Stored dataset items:
....

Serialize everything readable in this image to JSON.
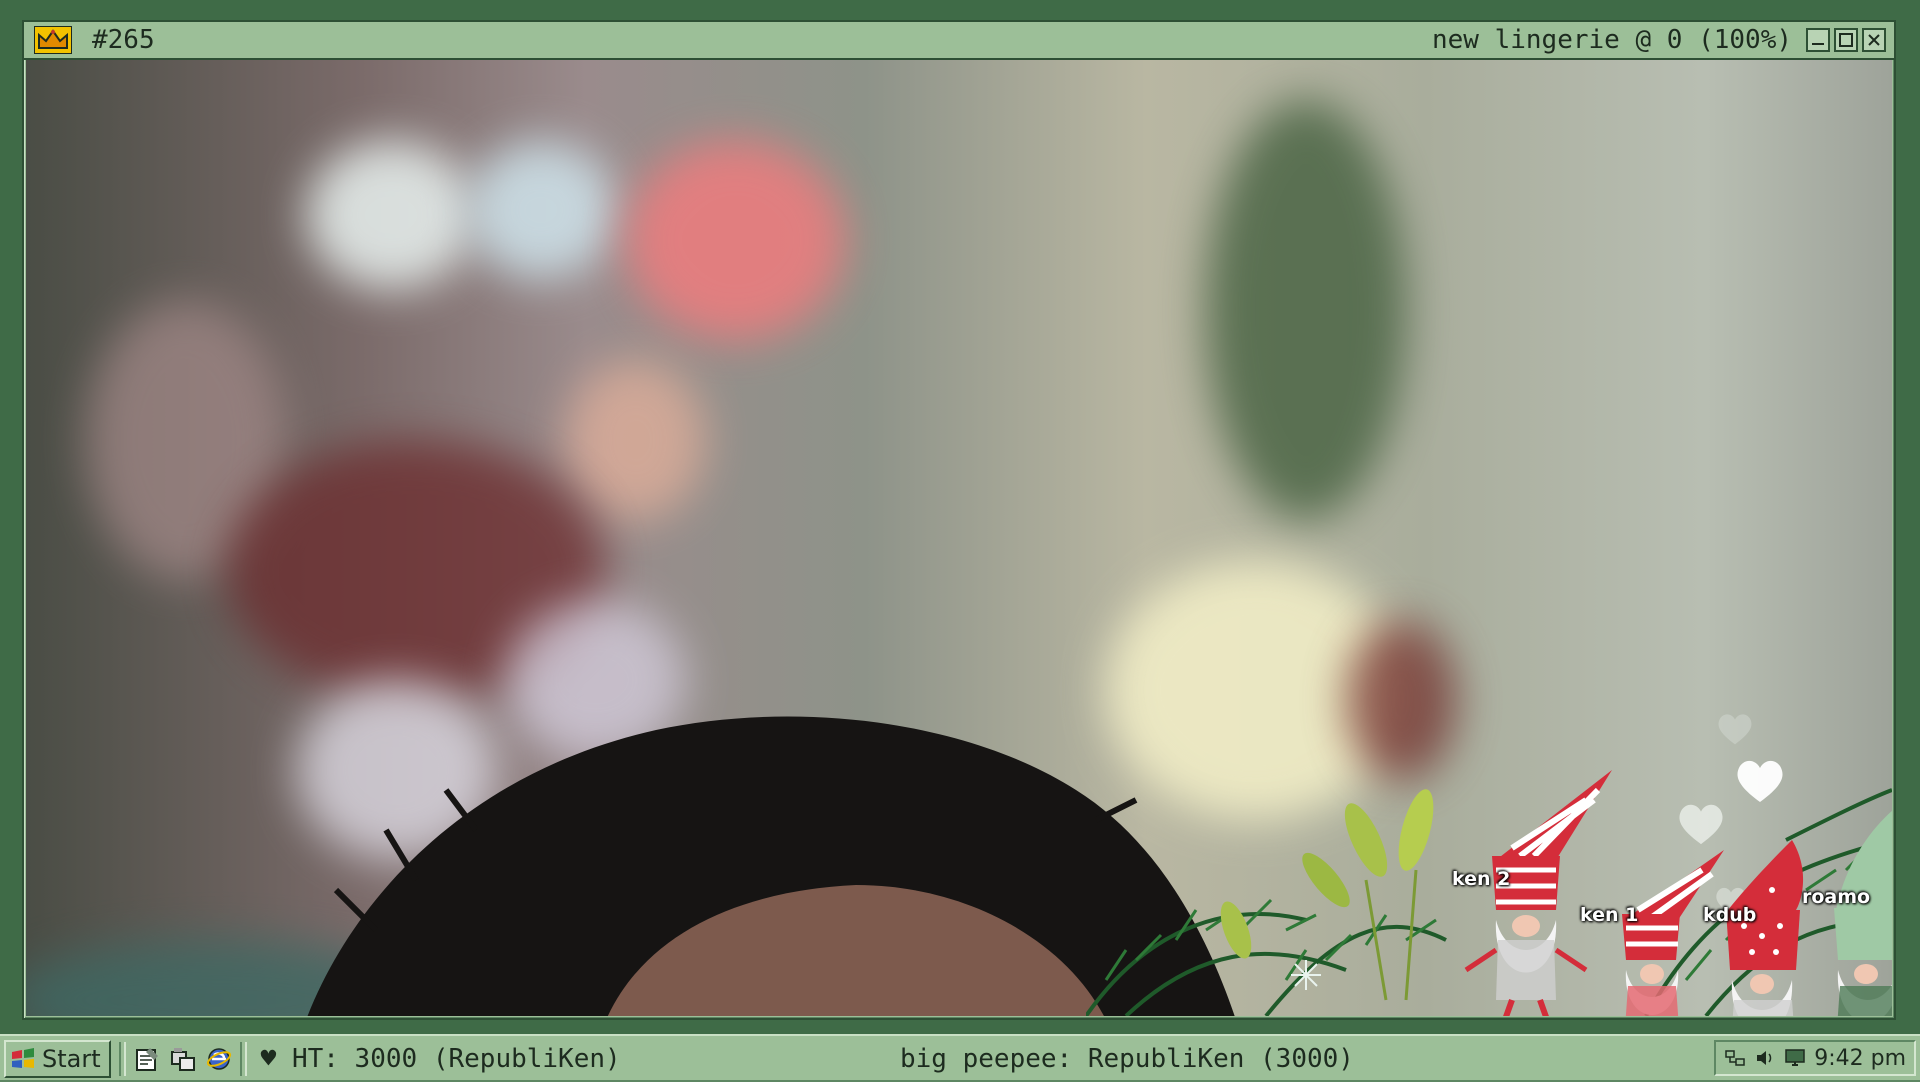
{
  "window": {
    "number": "#265",
    "status": "new lingerie @ 0 (100%)",
    "icon": "crown-icon"
  },
  "overlay": {
    "gnomes": [
      {
        "label": "ken 2"
      },
      {
        "label": "ken 1"
      },
      {
        "label": "kdub"
      },
      {
        "label": "roamo"
      }
    ]
  },
  "taskbar": {
    "start_label": "Start",
    "ticker_left": "♥ HT: 3000 (RepubliKen)",
    "ticker_center": "big peepee: RepubliKen (3000)",
    "clock": "9:42 pm"
  },
  "colors": {
    "frame": "#9cbf98",
    "border": "#2d4f34",
    "background": "#3f6b47"
  }
}
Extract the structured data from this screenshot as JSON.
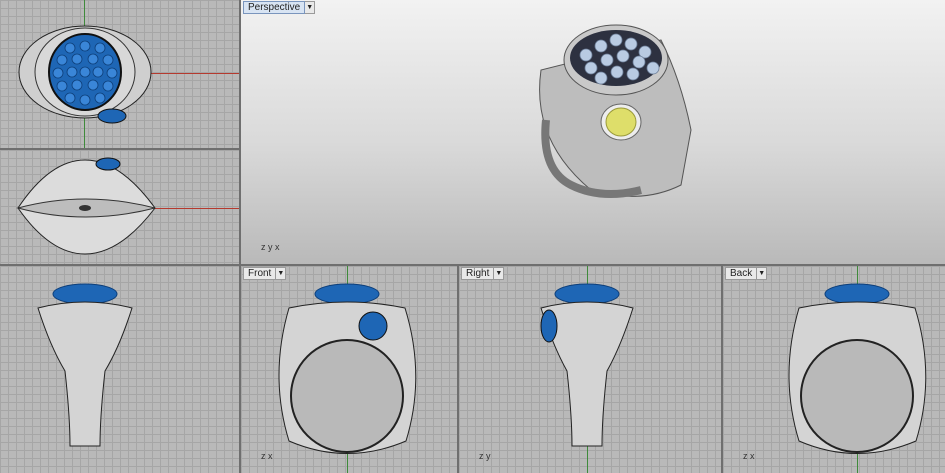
{
  "viewports": {
    "perspective": {
      "title": "Perspective",
      "menu_icon": "dropdown-arrow"
    },
    "front": {
      "title": "Front",
      "menu_icon": "dropdown-arrow"
    },
    "right": {
      "title": "Right",
      "menu_icon": "dropdown-arrow"
    },
    "back": {
      "title": "Back",
      "menu_icon": "dropdown-arrow"
    }
  },
  "axis_labels": {
    "x": "x",
    "y": "y",
    "z": "z"
  },
  "colors": {
    "stone_blue": "#1e66b5",
    "stone_yellow": "#dede6a",
    "metal": "#c8c8c8",
    "x_axis": "#b53a2f",
    "y_axis": "#3f8a3b",
    "active_label": "#d8e4f3"
  }
}
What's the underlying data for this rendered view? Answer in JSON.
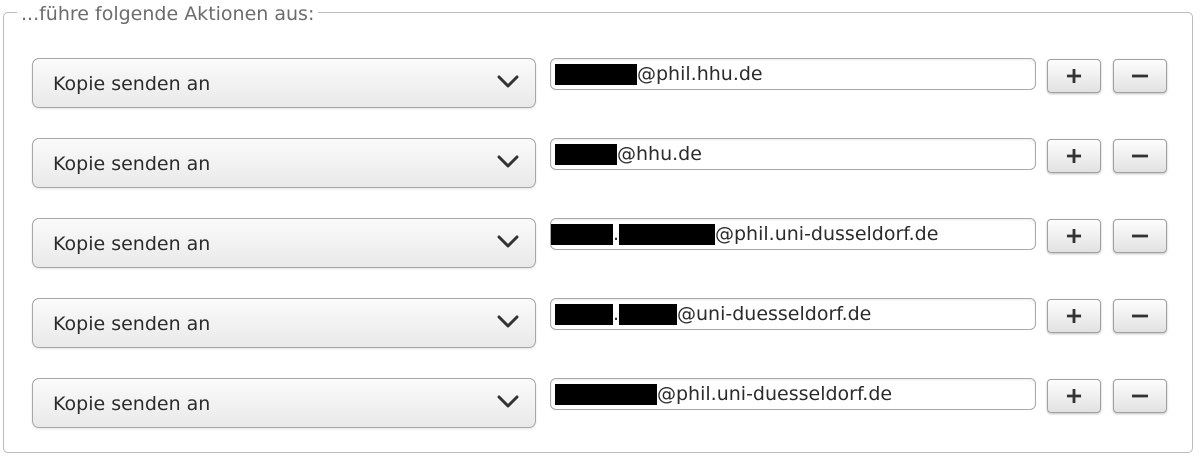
{
  "section": {
    "legend": "...führe folgende Aktionen aus:"
  },
  "actions": [
    {
      "action_label": "Kopie senden an",
      "email_suffix": "@phil.hhu.de"
    },
    {
      "action_label": "Kopie senden an",
      "email_suffix": "@hhu.de"
    },
    {
      "action_label": "Kopie senden an",
      "email_separator": ".",
      "email_suffix": "@phil.uni-dusseldorf.de"
    },
    {
      "action_label": "Kopie senden an",
      "email_separator": ".",
      "email_suffix": "@uni-duesseldorf.de"
    },
    {
      "action_label": "Kopie senden an",
      "email_suffix": "@phil.uni-duesseldorf.de"
    }
  ],
  "icons": {
    "select_arrow": "chevron-down-icon",
    "add": "plus-icon",
    "remove": "minus-icon"
  },
  "colors": {
    "border": "#bcbcbc",
    "legend_text": "#6c6c6c",
    "redaction": "#000000"
  }
}
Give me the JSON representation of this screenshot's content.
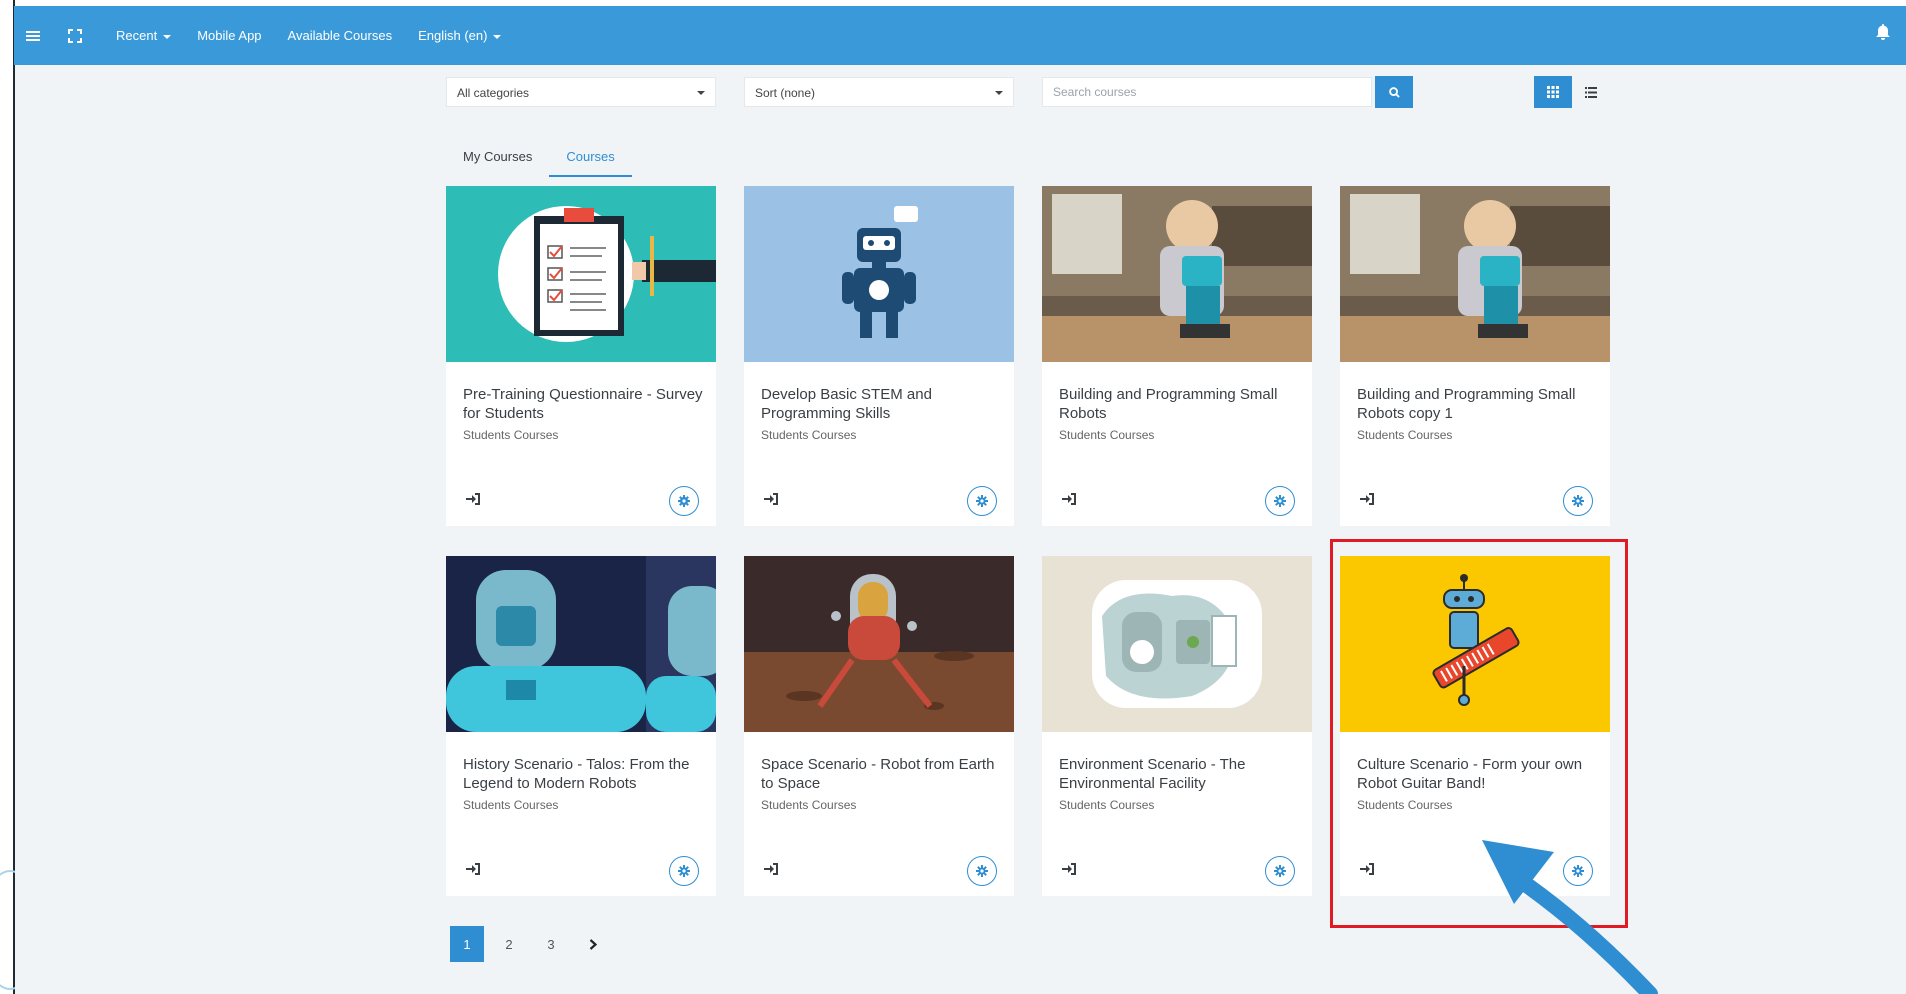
{
  "navbar": {
    "menu_icon": "hamburger-icon",
    "fullscreen_icon": "fullscreen-icon",
    "recent_label": "Recent",
    "mobile_app_label": "Mobile App",
    "available_courses_label": "Available Courses",
    "language_label": "English (en)",
    "bell_icon": "bell-icon"
  },
  "filters": {
    "category_value": "All categories",
    "sort_value": "Sort (none)",
    "search_placeholder": "Search courses",
    "search_icon": "search-icon",
    "grid_view_icon": "grid-view-icon",
    "list_view_icon": "list-view-icon"
  },
  "tabs": [
    {
      "label": "My Courses",
      "active": false
    },
    {
      "label": "Courses",
      "active": true
    }
  ],
  "courses": [
    {
      "title": "Pre-Training Questionnaire - Survey for Students",
      "category": "Students Courses",
      "image": "clipboard-checklist"
    },
    {
      "title": "Develop Basic STEM and Programming Skills",
      "category": "Students Courses",
      "image": "blue-robot-hi"
    },
    {
      "title": "Building and Programming Small Robots",
      "category": "Students Courses",
      "image": "child-with-robot-photo"
    },
    {
      "title": "Building and Programming Small Robots copy 1",
      "category": "Students Courses",
      "image": "child-with-robot-photo"
    },
    {
      "title": "History Scenario - Talos: From the Legend to Modern Robots",
      "category": "Students Courses",
      "image": "cyan-robots"
    },
    {
      "title": "Space Scenario - Robot from Earth to Space",
      "category": "Students Courses",
      "image": "space-robot-on-mars"
    },
    {
      "title": "Environment Scenario - The Environmental Facility",
      "category": "Students Courses",
      "image": "environmental-facility"
    },
    {
      "title": "Culture Scenario - Form your own Robot Guitar Band!",
      "category": "Students Courses",
      "image": "robot-with-keytar"
    }
  ],
  "pagination": {
    "pages": [
      "1",
      "2",
      "3"
    ],
    "current": "1",
    "next_icon": "chevron-right-icon"
  },
  "colors": {
    "navbar": "#3a9ad9",
    "accent": "#2f8ed2",
    "background": "#f1f4f7",
    "highlight": "#e01b24"
  }
}
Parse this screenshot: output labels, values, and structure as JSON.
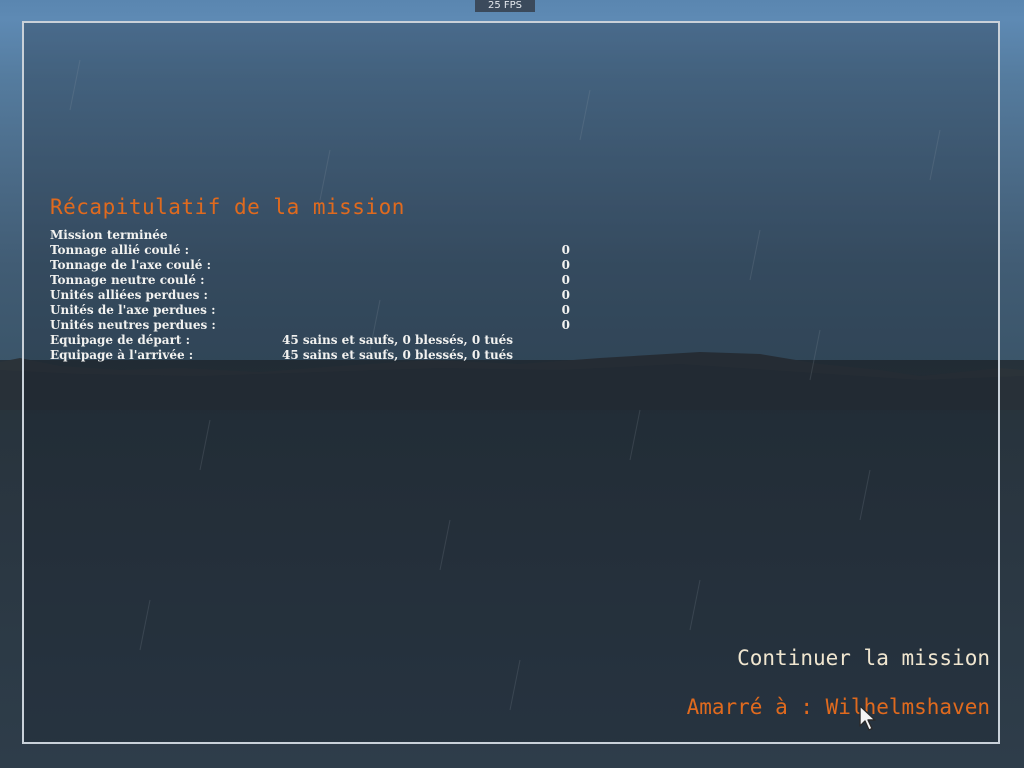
{
  "hud": {
    "fps": "25 FPS"
  },
  "summary": {
    "title": "Récapitulatif de la mission",
    "status": "Mission terminée",
    "rows": [
      {
        "label": "Tonnage allié coulé :",
        "value": "0"
      },
      {
        "label": "Tonnage de l'axe coulé :",
        "value": "0"
      },
      {
        "label": "Tonnage neutre coulé :",
        "value": "0"
      },
      {
        "label": "Unités alliées perdues :",
        "value": "0"
      },
      {
        "label": "Unités de l'axe perdues :",
        "value": "0"
      },
      {
        "label": "Unités neutres perdues :",
        "value": "0"
      }
    ],
    "crew_start": {
      "label": "Equipage de départ :",
      "value": "45 sains et saufs,  0 blessés,  0 tués"
    },
    "crew_end": {
      "label": "Equipage à l'arrivée :",
      "value": "45 sains et saufs,  0 blessés,  0 tués"
    }
  },
  "actions": {
    "continue_label": "Continuer la mission",
    "docked_label": "Amarré à : Wilhelmshaven"
  },
  "colors": {
    "accent_orange": "#e06a1e",
    "text_light": "#f2f2f0",
    "button_text": "#f0e6d0",
    "panel_border": "#c9d1d9"
  },
  "icons": {
    "cursor": "mouse-pointer-icon"
  }
}
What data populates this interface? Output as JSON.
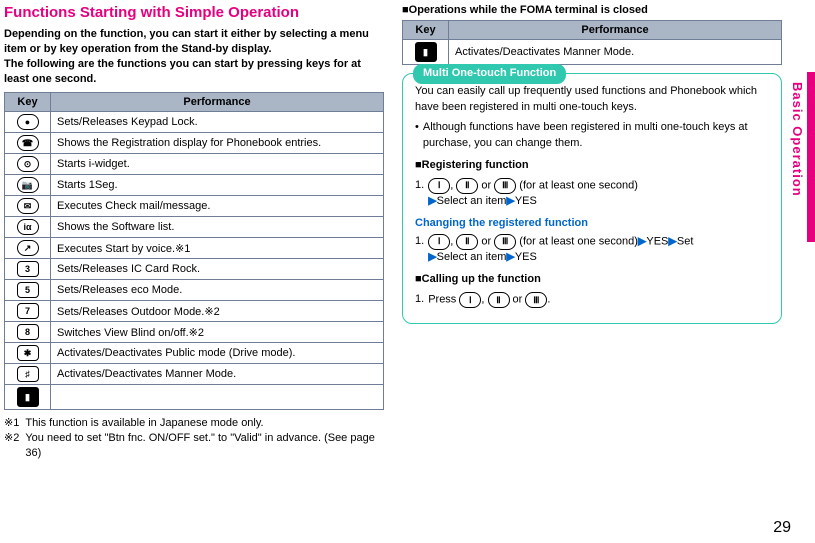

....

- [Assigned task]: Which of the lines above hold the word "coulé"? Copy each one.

- [Answer space]:
        "label": "Tonnage allié coulé :",
        "label": "Tonnage de l'axe coulé :",
        "label": "Tonnage neutre coulé :",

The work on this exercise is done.